* **Assigned task**: Write out every entry again exactly as it stands.

═══ Data shown ═══

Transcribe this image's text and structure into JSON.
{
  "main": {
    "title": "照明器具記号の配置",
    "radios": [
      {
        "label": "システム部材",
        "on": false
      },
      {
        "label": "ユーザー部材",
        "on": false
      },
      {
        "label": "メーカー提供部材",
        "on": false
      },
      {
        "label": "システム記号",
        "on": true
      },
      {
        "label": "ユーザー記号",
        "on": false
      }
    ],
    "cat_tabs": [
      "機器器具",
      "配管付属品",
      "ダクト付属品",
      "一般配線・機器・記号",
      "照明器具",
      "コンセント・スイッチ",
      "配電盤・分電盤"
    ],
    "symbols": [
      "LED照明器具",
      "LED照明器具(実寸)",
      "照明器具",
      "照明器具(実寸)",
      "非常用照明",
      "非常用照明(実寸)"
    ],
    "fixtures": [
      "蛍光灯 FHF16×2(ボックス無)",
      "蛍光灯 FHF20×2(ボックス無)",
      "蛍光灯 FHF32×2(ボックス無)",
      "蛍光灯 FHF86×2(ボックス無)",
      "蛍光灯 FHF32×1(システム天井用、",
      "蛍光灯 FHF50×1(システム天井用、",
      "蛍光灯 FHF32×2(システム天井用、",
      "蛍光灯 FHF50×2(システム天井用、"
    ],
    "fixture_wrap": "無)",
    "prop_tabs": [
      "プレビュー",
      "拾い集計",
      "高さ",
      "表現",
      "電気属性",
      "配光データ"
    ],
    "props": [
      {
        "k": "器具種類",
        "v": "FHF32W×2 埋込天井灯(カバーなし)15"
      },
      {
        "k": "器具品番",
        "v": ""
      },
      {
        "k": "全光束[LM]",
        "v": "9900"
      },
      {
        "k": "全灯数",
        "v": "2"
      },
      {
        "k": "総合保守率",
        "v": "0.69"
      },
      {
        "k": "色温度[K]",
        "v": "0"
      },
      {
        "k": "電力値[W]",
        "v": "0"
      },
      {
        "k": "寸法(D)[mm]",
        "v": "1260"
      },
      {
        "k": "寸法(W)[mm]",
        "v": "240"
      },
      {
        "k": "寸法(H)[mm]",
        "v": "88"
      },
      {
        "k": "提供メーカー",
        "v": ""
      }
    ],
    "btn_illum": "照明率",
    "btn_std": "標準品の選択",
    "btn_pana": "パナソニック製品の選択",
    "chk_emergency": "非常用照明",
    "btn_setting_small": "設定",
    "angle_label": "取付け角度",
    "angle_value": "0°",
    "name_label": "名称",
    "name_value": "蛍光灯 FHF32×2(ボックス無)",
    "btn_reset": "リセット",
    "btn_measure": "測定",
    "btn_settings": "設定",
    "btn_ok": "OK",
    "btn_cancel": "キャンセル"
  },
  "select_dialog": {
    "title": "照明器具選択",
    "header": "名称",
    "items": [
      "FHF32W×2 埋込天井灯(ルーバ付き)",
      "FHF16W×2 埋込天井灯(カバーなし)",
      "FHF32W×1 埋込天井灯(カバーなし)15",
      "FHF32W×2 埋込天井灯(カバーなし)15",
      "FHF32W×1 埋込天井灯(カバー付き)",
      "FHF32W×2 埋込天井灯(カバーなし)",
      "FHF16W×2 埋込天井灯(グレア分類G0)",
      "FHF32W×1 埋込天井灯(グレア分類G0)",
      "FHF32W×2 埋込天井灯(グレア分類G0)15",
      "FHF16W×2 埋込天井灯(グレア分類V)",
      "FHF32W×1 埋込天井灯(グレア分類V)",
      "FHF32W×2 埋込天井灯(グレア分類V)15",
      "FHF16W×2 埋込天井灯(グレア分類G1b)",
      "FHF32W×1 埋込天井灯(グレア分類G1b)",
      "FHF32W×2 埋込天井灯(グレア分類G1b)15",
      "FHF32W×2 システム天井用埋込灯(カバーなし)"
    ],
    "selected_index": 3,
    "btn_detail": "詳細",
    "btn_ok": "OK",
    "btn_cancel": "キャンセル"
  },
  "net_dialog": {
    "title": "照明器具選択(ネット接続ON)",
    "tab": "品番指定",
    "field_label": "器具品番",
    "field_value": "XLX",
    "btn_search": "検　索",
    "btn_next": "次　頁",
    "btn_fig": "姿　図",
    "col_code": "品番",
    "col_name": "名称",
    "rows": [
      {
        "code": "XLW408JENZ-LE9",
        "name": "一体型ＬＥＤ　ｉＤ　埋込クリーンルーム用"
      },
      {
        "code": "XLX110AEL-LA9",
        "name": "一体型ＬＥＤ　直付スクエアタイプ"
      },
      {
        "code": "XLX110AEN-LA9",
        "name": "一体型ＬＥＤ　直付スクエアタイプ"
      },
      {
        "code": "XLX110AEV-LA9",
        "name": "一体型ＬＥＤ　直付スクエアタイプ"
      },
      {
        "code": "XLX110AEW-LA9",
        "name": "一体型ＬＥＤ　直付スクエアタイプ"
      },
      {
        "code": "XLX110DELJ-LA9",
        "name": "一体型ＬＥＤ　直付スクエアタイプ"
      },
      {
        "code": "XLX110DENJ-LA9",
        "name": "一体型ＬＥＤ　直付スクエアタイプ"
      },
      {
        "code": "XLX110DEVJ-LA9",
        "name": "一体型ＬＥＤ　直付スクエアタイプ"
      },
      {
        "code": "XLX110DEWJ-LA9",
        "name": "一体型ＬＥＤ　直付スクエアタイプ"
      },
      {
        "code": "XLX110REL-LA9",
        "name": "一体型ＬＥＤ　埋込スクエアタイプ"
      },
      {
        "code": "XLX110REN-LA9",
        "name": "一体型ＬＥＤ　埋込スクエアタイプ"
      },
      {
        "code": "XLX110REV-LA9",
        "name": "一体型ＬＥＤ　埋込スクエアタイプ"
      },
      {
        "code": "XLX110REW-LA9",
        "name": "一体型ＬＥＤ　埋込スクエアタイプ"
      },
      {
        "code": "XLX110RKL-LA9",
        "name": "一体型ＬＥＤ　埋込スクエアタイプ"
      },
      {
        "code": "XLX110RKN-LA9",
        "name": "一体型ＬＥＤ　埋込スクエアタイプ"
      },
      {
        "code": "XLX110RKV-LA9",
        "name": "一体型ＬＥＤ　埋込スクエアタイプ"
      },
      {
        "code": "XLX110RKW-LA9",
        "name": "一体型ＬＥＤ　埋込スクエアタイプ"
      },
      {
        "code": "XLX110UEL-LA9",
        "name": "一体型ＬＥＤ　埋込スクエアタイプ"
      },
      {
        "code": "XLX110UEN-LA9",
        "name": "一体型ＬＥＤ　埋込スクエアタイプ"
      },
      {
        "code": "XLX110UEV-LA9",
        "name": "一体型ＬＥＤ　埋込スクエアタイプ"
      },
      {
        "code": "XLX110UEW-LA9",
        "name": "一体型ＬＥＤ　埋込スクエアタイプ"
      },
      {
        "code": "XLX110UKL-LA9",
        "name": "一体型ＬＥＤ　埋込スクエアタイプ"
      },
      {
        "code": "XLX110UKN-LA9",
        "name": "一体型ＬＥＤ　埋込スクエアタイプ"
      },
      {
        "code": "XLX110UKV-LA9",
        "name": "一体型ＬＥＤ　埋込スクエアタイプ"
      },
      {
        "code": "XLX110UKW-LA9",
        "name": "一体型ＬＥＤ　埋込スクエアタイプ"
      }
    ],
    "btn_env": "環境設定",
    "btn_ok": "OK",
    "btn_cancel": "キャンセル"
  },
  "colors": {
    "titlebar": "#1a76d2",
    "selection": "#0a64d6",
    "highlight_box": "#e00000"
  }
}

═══

* **Task output**:
Transcribe this image's text and structure into JSON.
{
  "main": {
    "title": "照明器具記号の配置",
    "radios": [
      {
        "label": "システム部材",
        "on": false
      },
      {
        "label": "ユーザー部材",
        "on": false
      },
      {
        "label": "メーカー提供部材",
        "on": false
      },
      {
        "label": "システム記号",
        "on": true
      },
      {
        "label": "ユーザー記号",
        "on": false
      }
    ],
    "cat_tabs": [
      "機器器具",
      "配管付属品",
      "ダクト付属品",
      "一般配線・機器・記号",
      "照明器具",
      "コンセント・スイッチ",
      "配電盤・分電盤"
    ],
    "symbols": [
      "LED照明器具",
      "LED照明器具(実寸)",
      "照明器具",
      "照明器具(実寸)",
      "非常用照明",
      "非常用照明(実寸)"
    ],
    "fixtures": [
      "蛍光灯 FHF16×2(ボックス無)",
      "蛍光灯 FHF20×2(ボックス無)",
      "蛍光灯 FHF32×2(ボックス無)",
      "蛍光灯 FHF86×2(ボックス無)",
      "蛍光灯 FHF32×1(システム天井用、",
      "蛍光灯 FHF50×1(システム天井用、",
      "蛍光灯 FHF32×2(システム天井用、",
      "蛍光灯 FHF50×2(システム天井用、"
    ],
    "fixture_wrap": "無)",
    "prop_tabs": [
      "プレビュー",
      "拾い集計",
      "高さ",
      "表現",
      "電気属性",
      "配光データ"
    ],
    "props": [
      {
        "k": "器具種類",
        "v": "FHF32W×2 埋込天井灯(カバーなし)15"
      },
      {
        "k": "器具品番",
        "v": ""
      },
      {
        "k": "全光束[LM]",
        "v": "9900"
      },
      {
        "k": "全灯数",
        "v": "2"
      },
      {
        "k": "総合保守率",
        "v": "0.69"
      },
      {
        "k": "色温度[K]",
        "v": "0"
      },
      {
        "k": "電力値[W]",
        "v": "0"
      },
      {
        "k": "寸法(D)[mm]",
        "v": "1260"
      },
      {
        "k": "寸法(W)[mm]",
        "v": "240"
      },
      {
        "k": "寸法(H)[mm]",
        "v": "88"
      },
      {
        "k": "提供メーカー",
        "v": ""
      }
    ],
    "btn_illum": "照明率",
    "btn_std": "標準品の選択",
    "btn_pana": "パナソニック製品の選択",
    "chk_emergency": "非常用照明",
    "btn_setting_small": "設定",
    "angle_label": "取付け角度",
    "angle_value": "0°",
    "name_label": "名称",
    "name_value": "蛍光灯 FHF32×2(ボックス無)",
    "btn_reset": "リセット",
    "btn_measure": "測定",
    "btn_settings": "設定",
    "btn_ok": "OK",
    "btn_cancel": "キャンセル"
  },
  "select_dialog": {
    "title": "照明器具選択",
    "header": "名称",
    "items": [
      "FHF32W×2 埋込天井灯(ルーバ付き)",
      "FHF16W×2 埋込天井灯(カバーなし)",
      "FHF32W×1 埋込天井灯(カバーなし)15",
      "FHF32W×2 埋込天井灯(カバーなし)15",
      "FHF32W×1 埋込天井灯(カバー付き)",
      "FHF32W×2 埋込天井灯(カバーなし)",
      "FHF16W×2 埋込天井灯(グレア分類G0)",
      "FHF32W×1 埋込天井灯(グレア分類G0)",
      "FHF32W×2 埋込天井灯(グレア分類G0)15",
      "FHF16W×2 埋込天井灯(グレア分類V)",
      "FHF32W×1 埋込天井灯(グレア分類V)",
      "FHF32W×2 埋込天井灯(グレア分類V)15",
      "FHF16W×2 埋込天井灯(グレア分類G1b)",
      "FHF32W×1 埋込天井灯(グレア分類G1b)",
      "FHF32W×2 埋込天井灯(グレア分類G1b)15",
      "FHF32W×2 システム天井用埋込灯(カバーなし)"
    ],
    "selected_index": 3,
    "btn_detail": "詳細",
    "btn_ok": "OK",
    "btn_cancel": "キャンセル"
  },
  "net_dialog": {
    "title": "照明器具選択(ネット接続ON)",
    "tab": "品番指定",
    "field_label": "器具品番",
    "field_value": "XLX",
    "btn_search": "検　索",
    "btn_next": "次　頁",
    "btn_fig": "姿　図",
    "col_code": "品番",
    "col_name": "名称",
    "rows": [
      {
        "code": "XLW408JENZ-LE9",
        "name": "一体型ＬＥＤ　ｉＤ　埋込クリーンルーム用"
      },
      {
        "code": "XLX110AEL-LA9",
        "name": "一体型ＬＥＤ　直付スクエアタイプ"
      },
      {
        "code": "XLX110AEN-LA9",
        "name": "一体型ＬＥＤ　直付スクエアタイプ"
      },
      {
        "code": "XLX110AEV-LA9",
        "name": "一体型ＬＥＤ　直付スクエアタイプ"
      },
      {
        "code": "XLX110AEW-LA9",
        "name": "一体型ＬＥＤ　直付スクエアタイプ"
      },
      {
        "code": "XLX110DELJ-LA9",
        "name": "一体型ＬＥＤ　直付スクエアタイプ"
      },
      {
        "code": "XLX110DENJ-LA9",
        "name": "一体型ＬＥＤ　直付スクエアタイプ"
      },
      {
        "code": "XLX110DEVJ-LA9",
        "name": "一体型ＬＥＤ　直付スクエアタイプ"
      },
      {
        "code": "XLX110DEWJ-LA9",
        "name": "一体型ＬＥＤ　直付スクエアタイプ"
      },
      {
        "code": "XLX110REL-LA9",
        "name": "一体型ＬＥＤ　埋込スクエアタイプ"
      },
      {
        "code": "XLX110REN-LA9",
        "name": "一体型ＬＥＤ　埋込スクエアタイプ"
      },
      {
        "code": "XLX110REV-LA9",
        "name": "一体型ＬＥＤ　埋込スクエアタイプ"
      },
      {
        "code": "XLX110REW-LA9",
        "name": "一体型ＬＥＤ　埋込スクエアタイプ"
      },
      {
        "code": "XLX110RKL-LA9",
        "name": "一体型ＬＥＤ　埋込スクエアタイプ"
      },
      {
        "code": "XLX110RKN-LA9",
        "name": "一体型ＬＥＤ　埋込スクエアタイプ"
      },
      {
        "code": "XLX110RKV-LA9",
        "name": "一体型ＬＥＤ　埋込スクエアタイプ"
      },
      {
        "code": "XLX110RKW-LA9",
        "name": "一体型ＬＥＤ　埋込スクエアタイプ"
      },
      {
        "code": "XLX110UEL-LA9",
        "name": "一体型ＬＥＤ　埋込スクエアタイプ"
      },
      {
        "code": "XLX110UEN-LA9",
        "name": "一体型ＬＥＤ　埋込スクエアタイプ"
      },
      {
        "code": "XLX110UEV-LA9",
        "name": "一体型ＬＥＤ　埋込スクエアタイプ"
      },
      {
        "code": "XLX110UEW-LA9",
        "name": "一体型ＬＥＤ　埋込スクエアタイプ"
      },
      {
        "code": "XLX110UKL-LA9",
        "name": "一体型ＬＥＤ　埋込スクエアタイプ"
      },
      {
        "code": "XLX110UKN-LA9",
        "name": "一体型ＬＥＤ　埋込スクエアタイプ"
      },
      {
        "code": "XLX110UKV-LA9",
        "name": "一体型ＬＥＤ　埋込スクエアタイプ"
      },
      {
        "code": "XLX110UKW-LA9",
        "name": "一体型ＬＥＤ　埋込スクエアタイプ"
      }
    ],
    "btn_env": "環境設定",
    "btn_ok": "OK",
    "btn_cancel": "キャンセル"
  },
  "colors": {
    "titlebar": "#1a76d2",
    "selection": "#0a64d6",
    "highlight_box": "#e00000"
  }
}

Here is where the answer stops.